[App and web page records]
..........
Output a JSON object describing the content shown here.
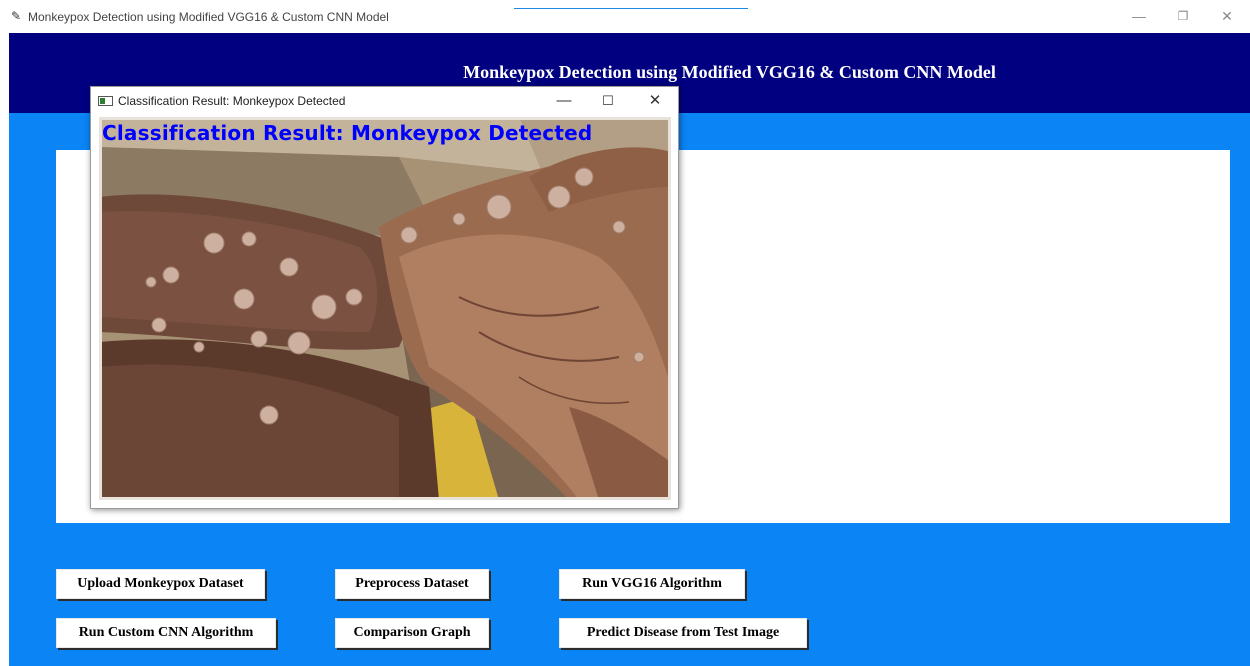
{
  "window": {
    "title": "Monkeypox Detection using Modified VGG16 & Custom CNN Model",
    "controls": {
      "minimize": "—",
      "maximize": "❐",
      "close": "✕"
    }
  },
  "app": {
    "heading": "Monkeypox Detection using Modified VGG16 & Custom CNN Model",
    "colors": {
      "body": "#0b84f5",
      "header": "#000080",
      "panel": "#ffffff"
    }
  },
  "popup": {
    "title": "Classification Result: Monkeypox Detected",
    "controls": {
      "minimize": "—",
      "maximize": "☐",
      "close": "✕"
    },
    "overlay_text": "Classification Result: Monkeypox Detected",
    "overlay_color": "#0000ff"
  },
  "buttons": {
    "upload": "Upload Monkeypox Dataset",
    "preprocess": "Preprocess Dataset",
    "run_vgg16": "Run VGG16 Algorithm",
    "run_cnn": "Run Custom CNN Algorithm",
    "comparison": "Comparison Graph",
    "predict": "Predict Disease from Test Image"
  }
}
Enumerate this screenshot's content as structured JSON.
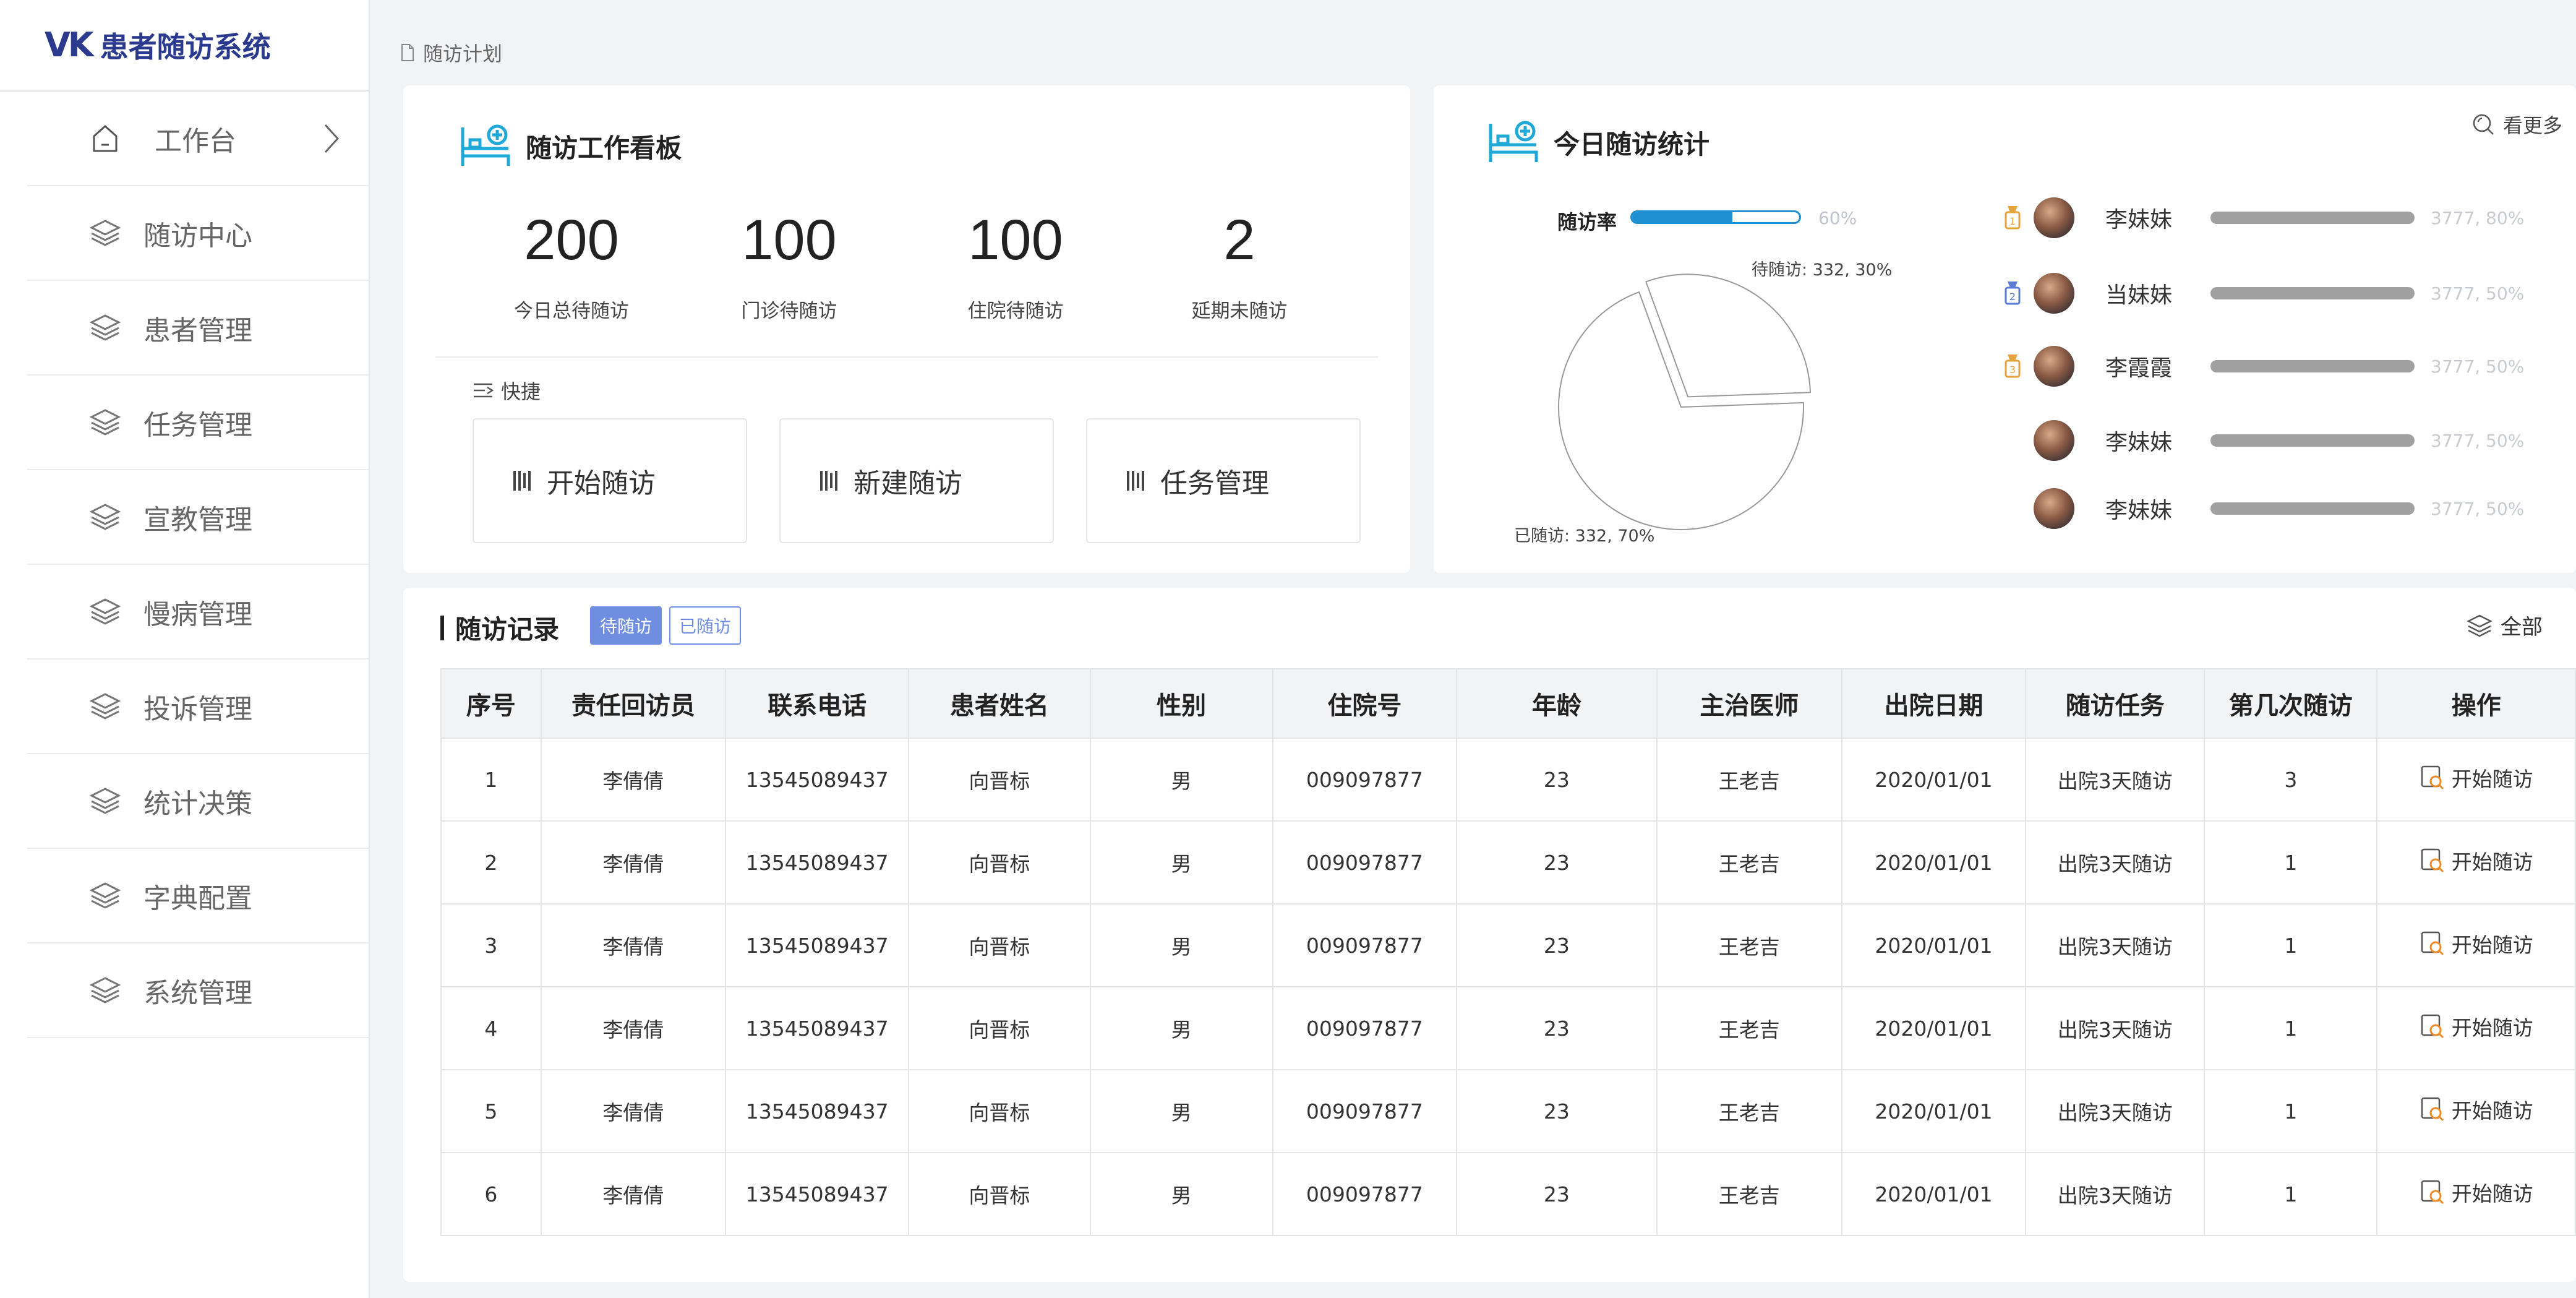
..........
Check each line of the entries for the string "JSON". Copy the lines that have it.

**SOLUTION:**
Output a JSON object describing the content shown here.
Enumerate this screenshot's content as structured JSON.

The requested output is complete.